And finally, "Last Beautiful" by Robin Sloan. I'm probably going to have to write a whole piece on Robin Sloan, because he seems to be doing everything you're not supposed to do as a writer and being very successful at it. The best example is his novel, Annabel Scheme, which he self-published, getting tens of thousands of dollars in money from Kickstarter.com to do it. This is not someone who's well-established already, this is his first novel. "Last Beautiful" is another perfectly good example; he wrote it sentence by sentence in Twitter, getting feedback as he went from his Twitter followers, something that would give Jeff Vandermeer a heart attack. And yet the story is actually really good, the tale of a lost love and the last beautiful day ever in San Francisco. Again, Robin Sloan deserves more analysis, but if you want to see what doing everything wrong and making it work looks like, read this story.

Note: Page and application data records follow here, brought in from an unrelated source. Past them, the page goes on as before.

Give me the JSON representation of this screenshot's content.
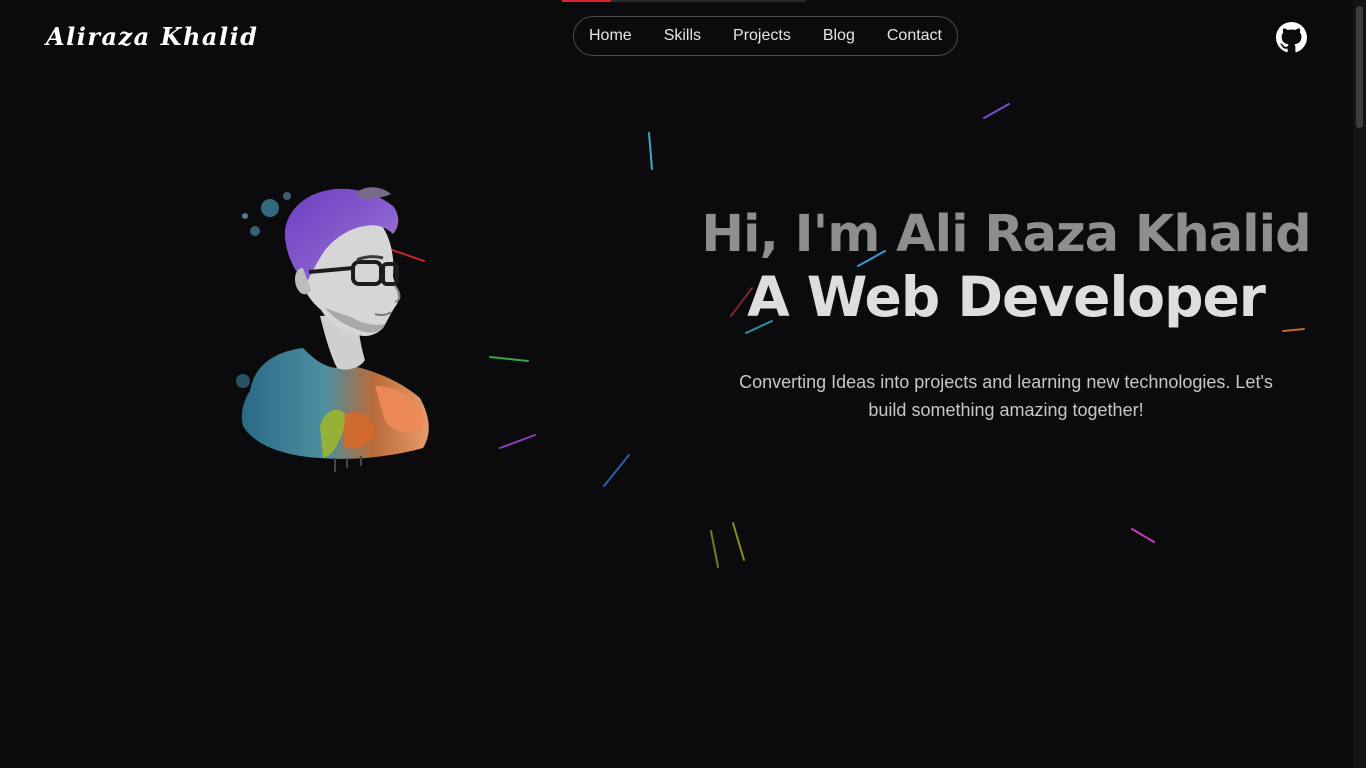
{
  "header": {
    "logo_text": "Aliraza Khalid",
    "nav": [
      {
        "label": "Home"
      },
      {
        "label": "Skills"
      },
      {
        "label": "Projects"
      },
      {
        "label": "Blog"
      },
      {
        "label": "Contact"
      }
    ],
    "github_icon": "github-icon"
  },
  "scroll_progress": 0.2,
  "hero": {
    "line1": "Hi, I'm Ali Raza Khalid",
    "line2": "A Web Developer",
    "description": "Converting Ideas into projects and learning new technologies. Let's build something amazing together!"
  },
  "colors": {
    "background": "#0b0b0d",
    "accent_progress": "#d8232a",
    "nav_border": "#4b4b50",
    "heading_dim": "#8e8e8e",
    "heading_bright": "#dedede"
  }
}
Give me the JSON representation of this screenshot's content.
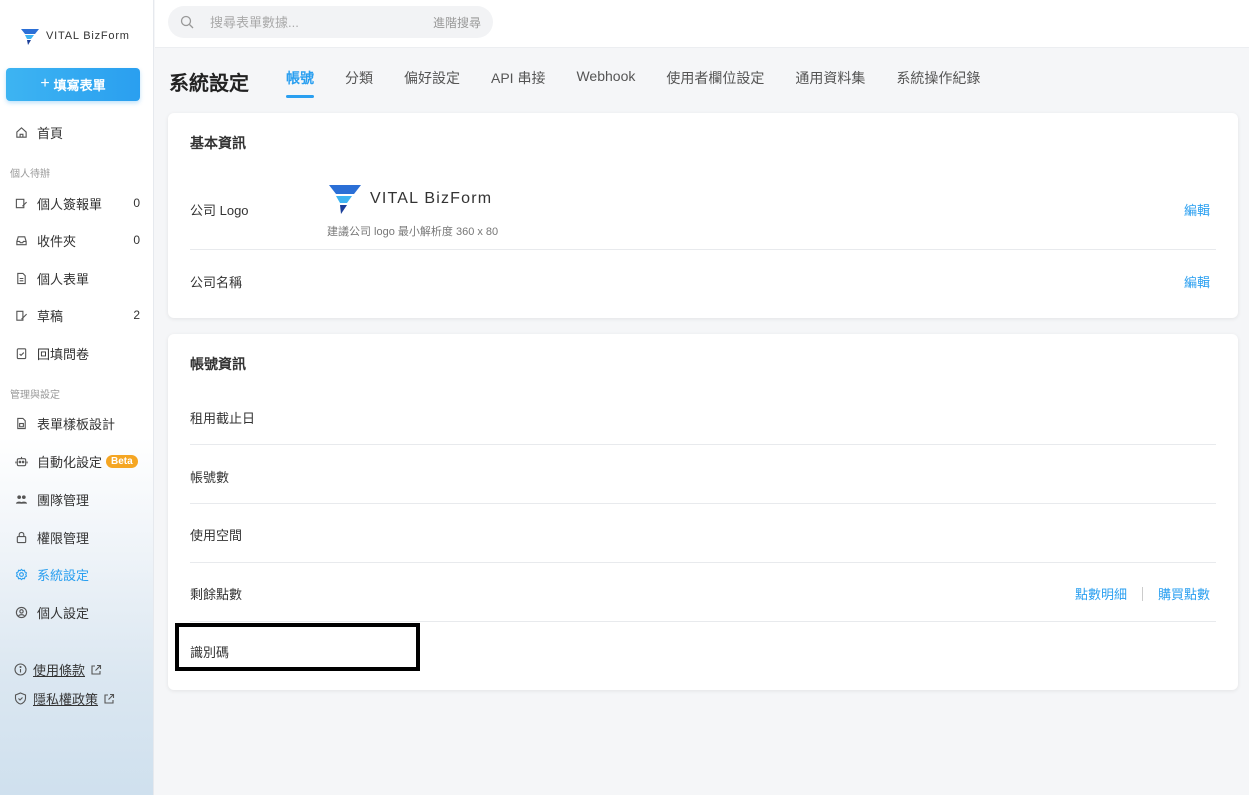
{
  "brand": {
    "name": "VITAL BizForm"
  },
  "sidebar": {
    "fill_button_label": "填寫表單",
    "home_label": "首頁",
    "personal_section": "個人待辦",
    "personal_items": [
      {
        "label": "個人簽報單",
        "count": "0"
      },
      {
        "label": "收件夾",
        "count": "0"
      },
      {
        "label": "個人表單",
        "count": ""
      },
      {
        "label": "草稿",
        "count": "2"
      },
      {
        "label": "回填問卷",
        "count": ""
      }
    ],
    "admin_section": "管理與設定",
    "admin_items": [
      {
        "label": "表單樣板設計"
      },
      {
        "label": "自動化設定",
        "badge": "Beta"
      },
      {
        "label": "團隊管理"
      },
      {
        "label": "權限管理"
      },
      {
        "label": "系統設定"
      },
      {
        "label": "個人設定"
      }
    ],
    "terms_label": "使用條款",
    "privacy_label": "隱私權政策"
  },
  "search": {
    "placeholder": "搜尋表單數據...",
    "advanced_label": "進階搜尋"
  },
  "header": {
    "title": "系統設定",
    "tabs": [
      "帳號",
      "分類",
      "偏好設定",
      "API 串接",
      "Webhook",
      "使用者欄位設定",
      "通用資料集",
      "系統操作紀錄"
    ],
    "active_tab": "帳號"
  },
  "basic_info": {
    "title": "基本資訊",
    "logo_label": "公司 Logo",
    "logo_hint": "建議公司 logo 最小解析度 360 x 80",
    "edit_label": "編輯",
    "company_name_label": "公司名稱"
  },
  "account_info": {
    "title": "帳號資訊",
    "rows": [
      "租用截止日",
      "帳號數",
      "使用空間",
      "剩餘點數",
      "識別碼"
    ],
    "points_detail_label": "點數明細",
    "buy_points_label": "購買點數"
  },
  "colors": {
    "accent": "#2a9ff0",
    "beta": "#f5a623"
  }
}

The Atlantic is Publishing Two Stories a Month -- But Only for the Kindle

Like many, I was sad when the Atlantic decided some years ago to stop publishing monthly fiction, making the number of magazines paying real money for short fiction countable on the fingers of one hand. (My count is currently Harpers, The New Yorker, Playboy and Esquire. Am I missing any?) Apparently, Atlantic has started buying short fiction again twice a month for release on the Internet, which would be wonderful, except it's exclusively for the Kindle. What's worse, according to the New York Times, "Although the authors may at some point obtain the rights to republish the stories as part of a collection or in another magazine, the stories cannot appear in any other e-reader format." So it can NEVER be available for a device other than the Kindle?

You know, the short story audience is small enough without putting extra barriers in the way. The Kindle may currently be the most popular dedicated ereader, but as someone with a Sony Reader myself, and with the Nook on the horizon, it strikes me that limiting your potential reader base this way is the height of stupidity.